Our Reading Lives

Self-Care Means Reading During My Lunch Break

Ines Bellina

Staff Writer

Ines Bellina is a writer, translator, and storyteller who is based in Chicago after many years in Lima, New York, Buenos Aires, Montreal, and other places that have slipped her mind. Along the way she got a bunch of literary degrees, which she is putting to good use at an ad agency. She is active in Chicago’s Live Lit scene and is currently writing a YA novel based on her love of musicals. Ines is also one of the hosts of XX,Will Travel, a podcast geared towards independent women travelers. When she’s not overscheduling herself, she sings love songs to her bulldog, Charlie. Follow her on Twitter @ibwrites.

If you’re still rolling your eyes over the title, I get it. For a long time, every time someone mentioned self-care, the image of a rich lady draped in a robe would pop into my mind. So many articles written on the subject oozed privilege, providing soothing tips for women who seemed to have it all but were still having panic attacks over crafting the perfect bridal shower. It wasn’t that I scoffed at the idea of taking a few moments to regroup and relax. I’m the kind of person who leaves the office by 5pm, with zero remorse, because I am fully aware of the importance of balance. My resistance was more towards the very insularity of all these self-care listicles. What were we recharging for, exactly? I simply can’t get worked up over one’s inability to live up to the standards of their favorite Pinterest board. Recently, though, I have seen the concept of self-care be rescued from the pages of Goop and incorporated into the rhetoric of political activism. And I am digging it. Arguably, we can thank writer Evette Dionne for this, when she quoted author Audre Lorde in her article on the subject. In A Burst of Light, her book of essays on oppression as well as her chronicle on dying of cancer, Lorde wrote,  “Caring for myself is not self-indulgence, it is self-preservation, and that is an act of political warfare.”

Since the election, many of my friends and families have been wondering what’s the best way to get politically involved in these trying times. My Facebook feed is now populated with calls to action, newsletter sign-ups, advice on calling your reps. How to do all this while also practicing self-care is a constant topic of conversation. Eating right, sleeping, and exercising are usually at the top, and I’m trying my best to keep to that. So far, though, my best self-care strategy has been to read during my lunch break.

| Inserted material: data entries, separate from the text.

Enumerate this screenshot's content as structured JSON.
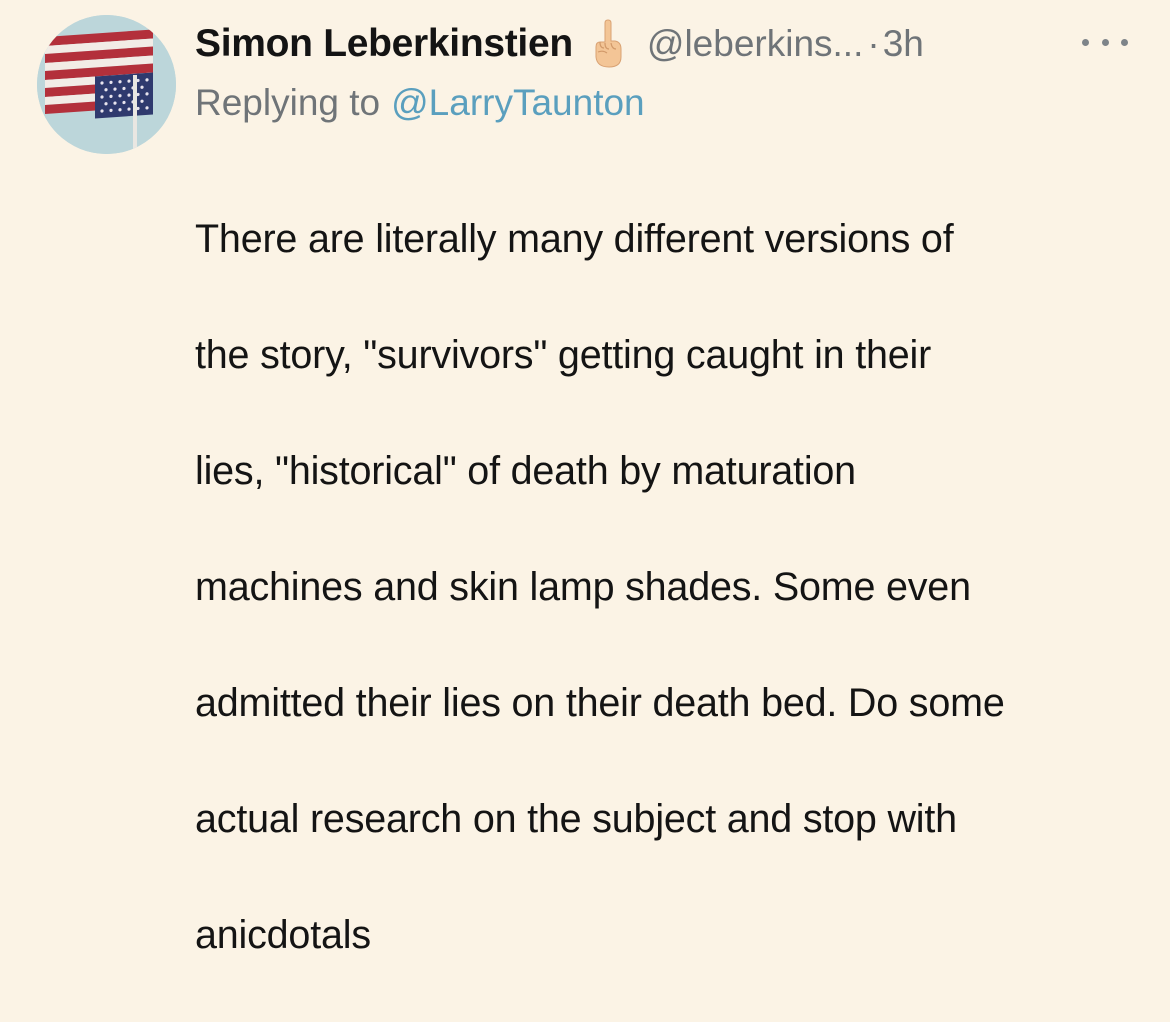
{
  "tweet": {
    "author": {
      "display_name": "Simon Leberkinstien",
      "handle": "@leberkins...",
      "avatar": "upside-down-american-flag",
      "name_emoji": "middle-finger-emoji"
    },
    "separator": "·",
    "time": "3h",
    "more_icon": "more-horizontal-icon",
    "reply": {
      "prefix": "Replying to",
      "handle": "@LarryTaunton"
    },
    "body_lines": [
      "There are literally many different versions of",
      "the story, \"survivors\" getting caught in their",
      "lies, \"historical\" of death by maturation",
      "machines and skin lamp shades. Some even",
      "admitted their lies on their death bed. Do some",
      "actual research on the subject and stop with",
      "anicdotals"
    ]
  },
  "colors": {
    "background": "#fbf3e5",
    "text": "#141414",
    "secondary": "#6f7478",
    "link": "#5a9fbe"
  }
}
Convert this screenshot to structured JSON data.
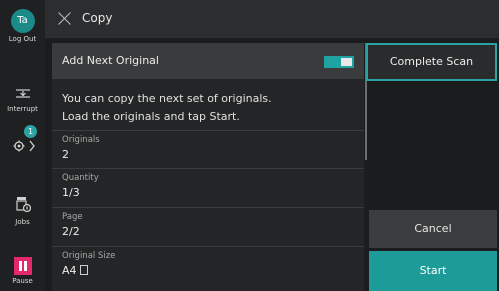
{
  "rail": {
    "avatar_initials": "Ta",
    "logout_label": "Log Out",
    "interrupt_label": "Interrupt",
    "settings_badge": "1",
    "jobs_label": "Jobs",
    "pause_label": "Pause"
  },
  "header": {
    "title": "Copy"
  },
  "panel": {
    "toggle_label": "Add Next Original",
    "toggle_on": true,
    "message_line1": "You can copy the next set of originals.",
    "message_line2": "Load the originals and tap Start.",
    "fields": [
      {
        "label": "Originals",
        "value": "2"
      },
      {
        "label": "Quantity",
        "value": "1/3"
      },
      {
        "label": "Page",
        "value": "2/2"
      },
      {
        "label": "Original Size",
        "value": "A4"
      }
    ]
  },
  "buttons": {
    "complete_scan": "Complete Scan",
    "cancel": "Cancel",
    "start": "Start"
  },
  "colors": {
    "accent": "#1c9b98",
    "pause": "#e4286a",
    "background": "#1b1c1d"
  }
}
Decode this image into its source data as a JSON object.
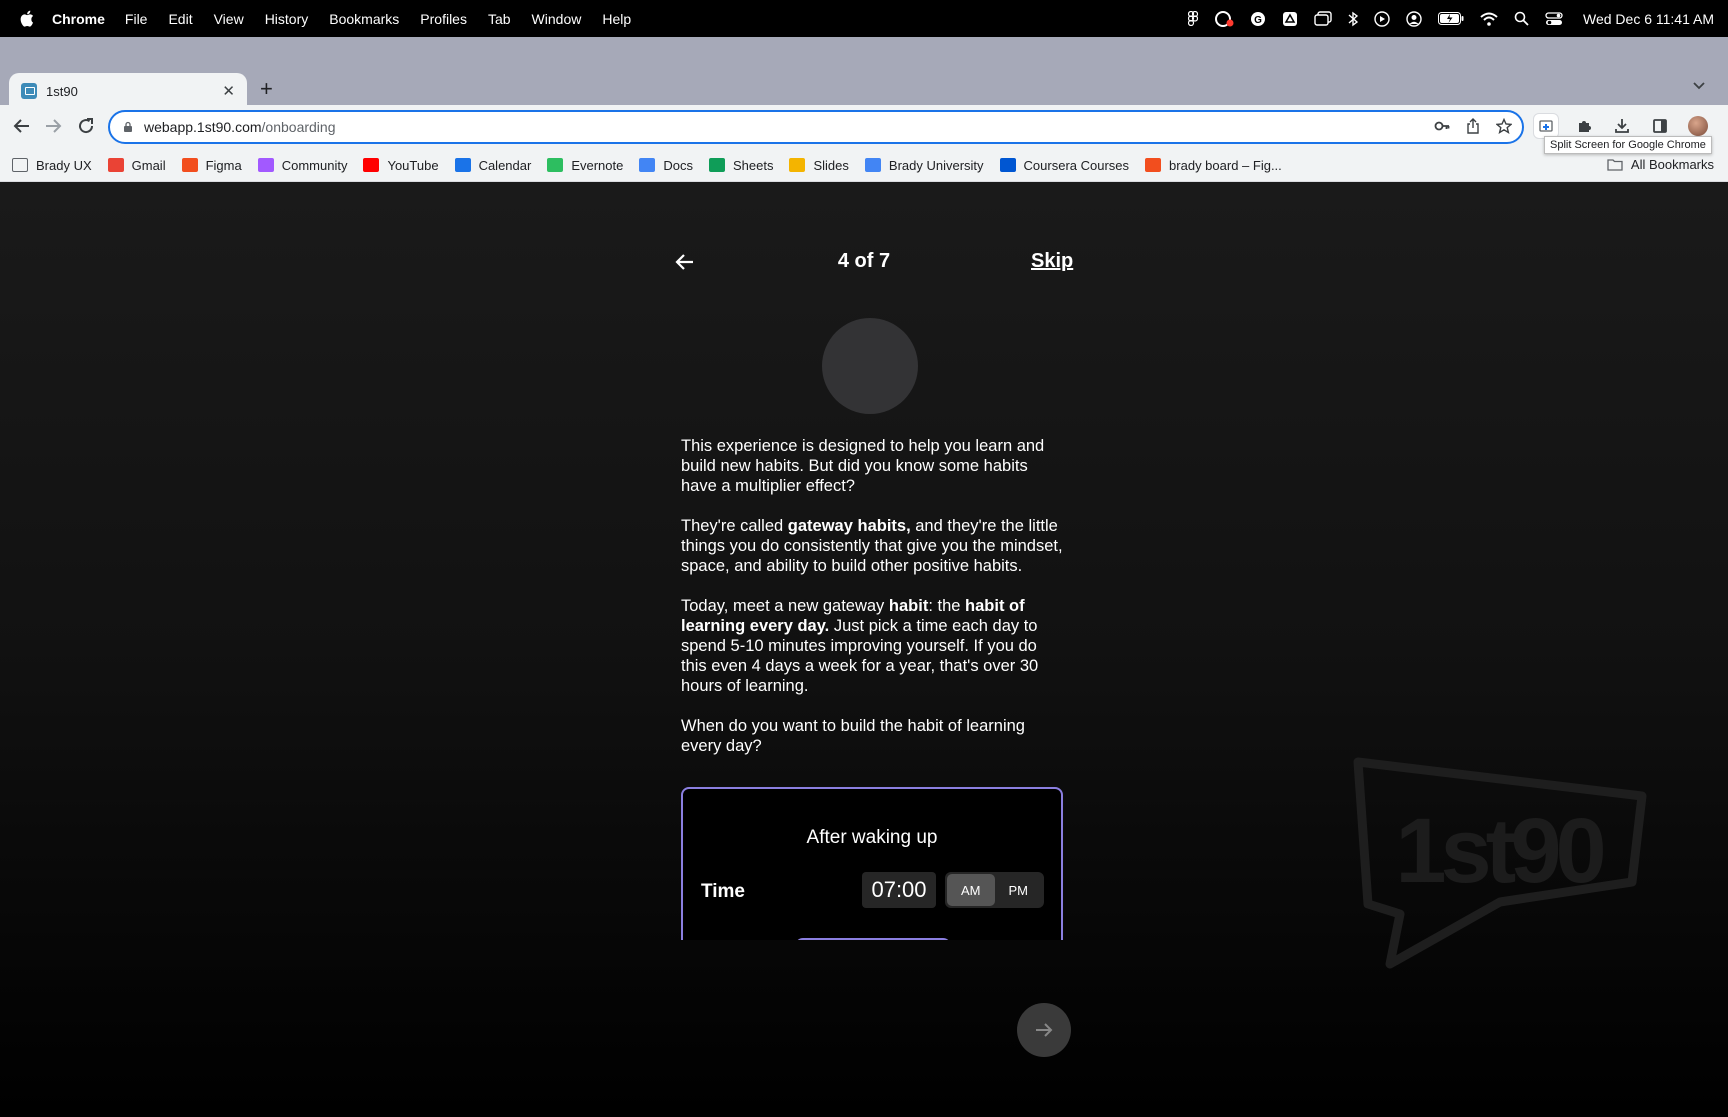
{
  "menubar": {
    "app": "Chrome",
    "items": [
      "File",
      "Edit",
      "View",
      "History",
      "Bookmarks",
      "Profiles",
      "Tab",
      "Window",
      "Help"
    ],
    "clock": "Wed Dec 6  11:41 AM"
  },
  "tab": {
    "title": "1st90"
  },
  "address": {
    "host": "webapp.1st90.com",
    "path": "/onboarding"
  },
  "tooltip": "Split Screen for Google Chrome",
  "bookmarks": [
    {
      "label": "Brady UX",
      "color": "#5f6368"
    },
    {
      "label": "Gmail",
      "color": "#ea4335"
    },
    {
      "label": "Figma",
      "color": "#f24e1e"
    },
    {
      "label": "Community",
      "color": "#a259ff"
    },
    {
      "label": "YouTube",
      "color": "#ff0000"
    },
    {
      "label": "Calendar",
      "color": "#1a73e8"
    },
    {
      "label": "Evernote",
      "color": "#2dbe60"
    },
    {
      "label": "Docs",
      "color": "#4285f4"
    },
    {
      "label": "Sheets",
      "color": "#0f9d58"
    },
    {
      "label": "Slides",
      "color": "#f4b400"
    },
    {
      "label": "Brady University",
      "color": "#4285f4"
    },
    {
      "label": "Coursera Courses",
      "color": "#0056d2"
    },
    {
      "label": "brady board – Fig...",
      "color": "#f24e1e"
    }
  ],
  "bookmarks_all": "All Bookmarks",
  "onboarding": {
    "step": "4 of 7",
    "skip": "Skip",
    "p1": "This experience is designed to help you learn and build new habits. But did you know some habits have a multiplier effect?",
    "p2_a": "They're called ",
    "p2_b": "gateway habits,",
    "p2_c": " and they're the little things you do consistently that give you the mindset, space, and ability to build other positive habits.",
    "p3_a": "Today, meet a new gateway ",
    "p3_b": "habit",
    "p3_c": ": the ",
    "p3_d": "habit of learning every day.",
    "p3_e": " Just pick a time each day to spend 5-10 minutes improving yourself. If you do this even 4 days a week for a year, that's over 30 hours of learning.",
    "p4": "When do you want to build the habit of learning every day?",
    "card": {
      "title": "After waking up",
      "time_label": "Time",
      "time_value": "07:00",
      "am": "AM",
      "pm": "PM"
    },
    "watermark": "1st90"
  },
  "colors": {
    "accent": "#8b7fe0",
    "chrome_blue": "#1a73e8"
  }
}
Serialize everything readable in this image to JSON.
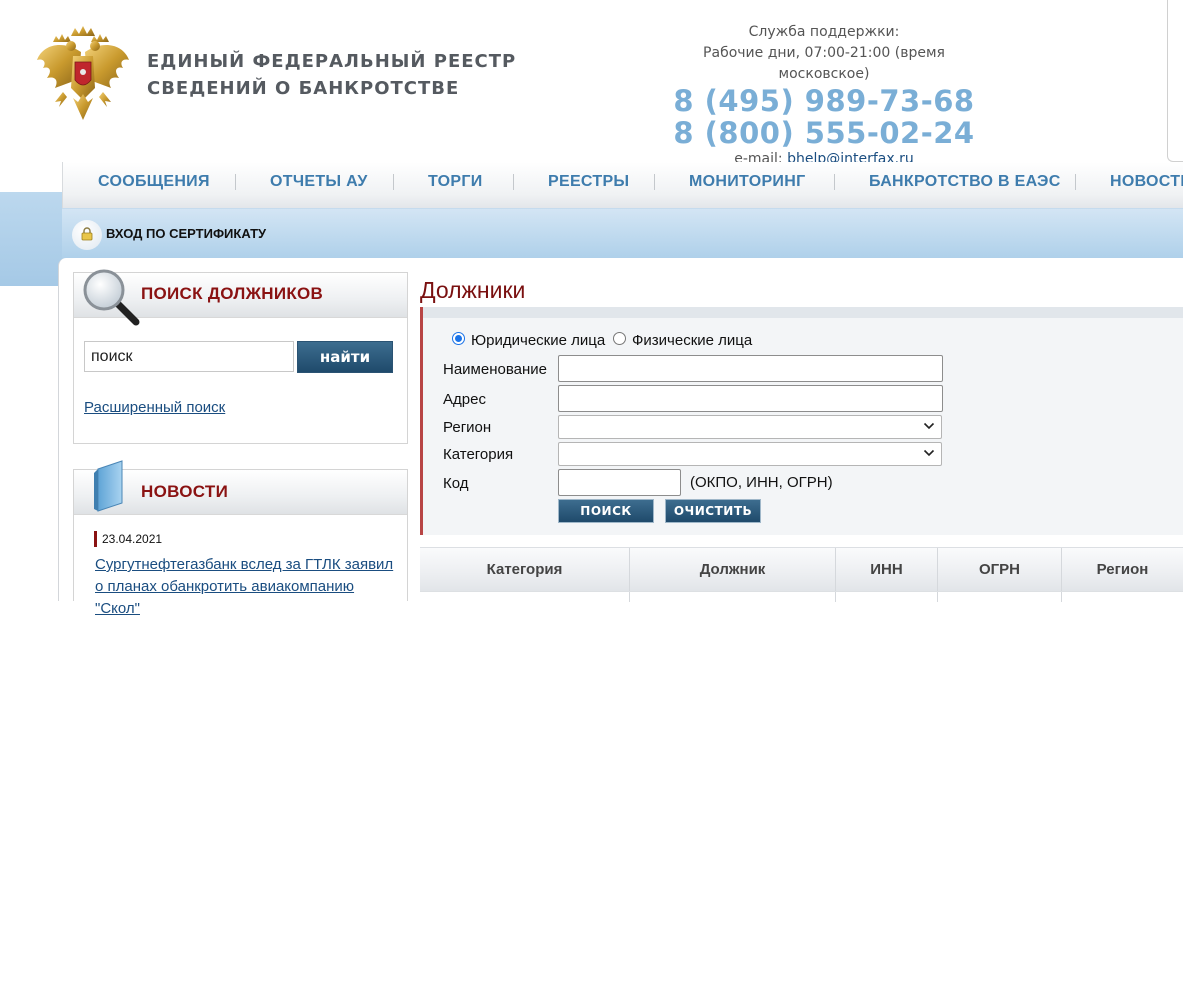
{
  "header": {
    "title_line1": "ЕДИНЫЙ ФЕДЕРАЛЬНЫЙ РЕЕСТР",
    "title_line2": "СВЕДЕНИЙ О БАНКРОТСТВЕ",
    "support_label": "Служба поддержки:",
    "work_hours": "Рабочие дни, 07:00-21:00 (время московское)",
    "phone1": "8 (495) 989-73-68",
    "phone2": "8 (800) 555-02-24",
    "email_label": "e-mail:",
    "email": "bhelp@interfax.ru"
  },
  "nav": {
    "items": [
      "СООБЩЕНИЯ",
      "ОТЧЕТЫ АУ",
      "ТОРГИ",
      "РЕЕСТРЫ",
      "МОНИТОРИНГ",
      "БАНКРОТСТВО В ЕАЭС",
      "НОВОСТИ"
    ]
  },
  "cert": {
    "label": "ВХОД ПО СЕРТИФИКАТУ",
    "icon": "lock-icon"
  },
  "sidebar": {
    "search": {
      "title": "ПОИСК ДОЛЖНИКОВ",
      "input_value": "поиск",
      "button": "найти",
      "advanced_link": "Расширенный поиск",
      "icon": "magnifier-icon"
    },
    "news": {
      "title": "НОВОСТИ",
      "icon": "book-icon",
      "items": [
        {
          "date": "23.04.2021",
          "text": "Сургутнефтегазбанк вслед за ГТЛК заявил о планах обанкротить авиакомпанию \"Скол\""
        }
      ]
    }
  },
  "main": {
    "title": "Должники",
    "radio_legal": "Юридические лица",
    "radio_individual": "Физические лица",
    "radio_selected": "legal",
    "fields": {
      "name_label": "Наименование",
      "address_label": "Адрес",
      "region_label": "Регион",
      "category_label": "Категория",
      "code_label": "Код",
      "code_hint": "(ОКПО, ИНН, ОГРН)"
    },
    "buttons": {
      "search": "ПОИСК",
      "clear": "ОЧИСТИТЬ"
    },
    "table": {
      "columns": [
        "Категория",
        "Должник",
        "ИНН",
        "ОГРН",
        "Регион"
      ]
    }
  },
  "colors": {
    "accent_blue": "#3e7cad",
    "phone_blue": "#7aaed6",
    "title_red": "#8a1212",
    "button_dark": "#1f4a6b"
  }
}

It didn’t start out as a conscious decision. Before November 8th, I was already feeling sad. (Or is “Sad!” the more appropriate term?) My day job was unchallenging, my love life had become a parody of the most cringe-worthy Sex and the City episode you can remember, and I was dealing with major writer’s block. Spending my lunch break joking around with co-workers was starting to feel like a chore. I began to hide out on my desk and read, as a means to escape the dreariness of my daily life for a bit.

After the election, though, all those mundane worries were completely wiped away by the very real fear of the new administration. I’m a woman, a Latina, an immigrant—basically someone who has been instantly put in a position of vulnerability since the Inauguration. My days now consist of obsessively clicking-and-refreshing while I whip myself up into a frenzy. Yet while my social life, work life and creative life have somewhat suffered as I watch the news unfold, my reading habit did not. In fact, I would say I’m more committed to it than ever.

Part of it is very much to escape. But I’m not a huge fan of fluff novels to begin with and most of my picks are either gloomy, literary or gloomy literary. I gravitate towards writing that can be called feminist and intersectional, so reading during my lunch break isn’t really a vacation away from my concerns. What it does do though is give me a space to pause. A juicy plot or a killer sentence directs my energy to the present. As opposed to the avalanche of think pieces, hot takes and newsflashes, I can sit with an idea and process it at my own pace. Reading during my lunch break isn’t about burying my head in the sand. It’s actually about centering my thoughts and not letting my emotions overwhelm my intellect.

It is also a way for me to do something that matters, on a daily basis. Outrage without action is useless and I don’t believe that reading is a sufficient exercise in political activism. But I do believe in its ability to reconnect with our humanity and to recognize the humanity in others. And isn’t that the foundation from which we can create a kinder, more just world?